Scan the lines below for the word "subtitle". Copy each line you find it in.

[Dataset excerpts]
------------
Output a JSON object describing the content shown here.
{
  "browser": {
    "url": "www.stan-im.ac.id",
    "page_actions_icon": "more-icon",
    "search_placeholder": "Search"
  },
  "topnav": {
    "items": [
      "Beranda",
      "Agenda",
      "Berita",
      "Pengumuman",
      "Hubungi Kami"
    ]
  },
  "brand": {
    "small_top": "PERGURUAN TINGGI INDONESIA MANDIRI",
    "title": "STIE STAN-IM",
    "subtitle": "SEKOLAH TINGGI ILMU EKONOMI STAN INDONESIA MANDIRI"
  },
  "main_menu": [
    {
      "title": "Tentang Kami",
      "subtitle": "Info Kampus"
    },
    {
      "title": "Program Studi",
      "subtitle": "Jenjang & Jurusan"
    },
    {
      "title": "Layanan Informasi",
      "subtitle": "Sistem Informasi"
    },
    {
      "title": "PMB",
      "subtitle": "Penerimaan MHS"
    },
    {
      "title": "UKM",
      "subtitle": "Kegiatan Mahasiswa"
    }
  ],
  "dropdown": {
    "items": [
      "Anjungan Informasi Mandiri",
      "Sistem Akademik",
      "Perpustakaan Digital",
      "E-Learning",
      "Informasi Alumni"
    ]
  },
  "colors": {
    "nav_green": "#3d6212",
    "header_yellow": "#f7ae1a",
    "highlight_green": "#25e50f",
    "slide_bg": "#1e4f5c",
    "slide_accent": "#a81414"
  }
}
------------
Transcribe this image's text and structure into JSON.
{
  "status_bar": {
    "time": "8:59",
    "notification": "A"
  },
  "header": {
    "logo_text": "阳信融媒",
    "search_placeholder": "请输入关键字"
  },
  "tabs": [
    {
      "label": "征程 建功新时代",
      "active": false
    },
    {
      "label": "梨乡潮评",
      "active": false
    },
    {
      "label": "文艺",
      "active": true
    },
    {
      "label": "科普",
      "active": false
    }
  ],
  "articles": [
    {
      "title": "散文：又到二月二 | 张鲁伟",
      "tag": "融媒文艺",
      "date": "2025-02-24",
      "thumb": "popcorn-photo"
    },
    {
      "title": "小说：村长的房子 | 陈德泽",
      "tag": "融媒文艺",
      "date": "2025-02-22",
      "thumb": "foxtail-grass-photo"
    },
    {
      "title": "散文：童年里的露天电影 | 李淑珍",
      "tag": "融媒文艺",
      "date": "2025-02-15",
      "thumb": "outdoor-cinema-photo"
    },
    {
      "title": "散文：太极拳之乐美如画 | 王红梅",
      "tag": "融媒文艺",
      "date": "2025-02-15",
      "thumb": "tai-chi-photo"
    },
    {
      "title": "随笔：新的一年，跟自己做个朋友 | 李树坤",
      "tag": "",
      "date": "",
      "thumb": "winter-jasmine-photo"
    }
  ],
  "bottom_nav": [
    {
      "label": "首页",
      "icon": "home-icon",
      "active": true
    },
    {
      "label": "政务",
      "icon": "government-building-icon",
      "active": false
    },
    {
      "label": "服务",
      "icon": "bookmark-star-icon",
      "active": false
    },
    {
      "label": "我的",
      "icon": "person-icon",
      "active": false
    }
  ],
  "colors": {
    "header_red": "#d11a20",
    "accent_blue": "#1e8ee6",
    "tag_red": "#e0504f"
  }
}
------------
#### [ANSWER AREA]
    "subtitle": "SEKOLAH TINGGI ILMU EKONOMI STAN INDONESIA MANDIRI"
      "subtitle": "Info Kampus"
      "subtitle": "Jenjang & Jurusan"
      "subtitle": "Sistem Informasi"
      "subtitle": "Penerimaan MHS"
      "subtitle": "Kegiatan Mahasiswa"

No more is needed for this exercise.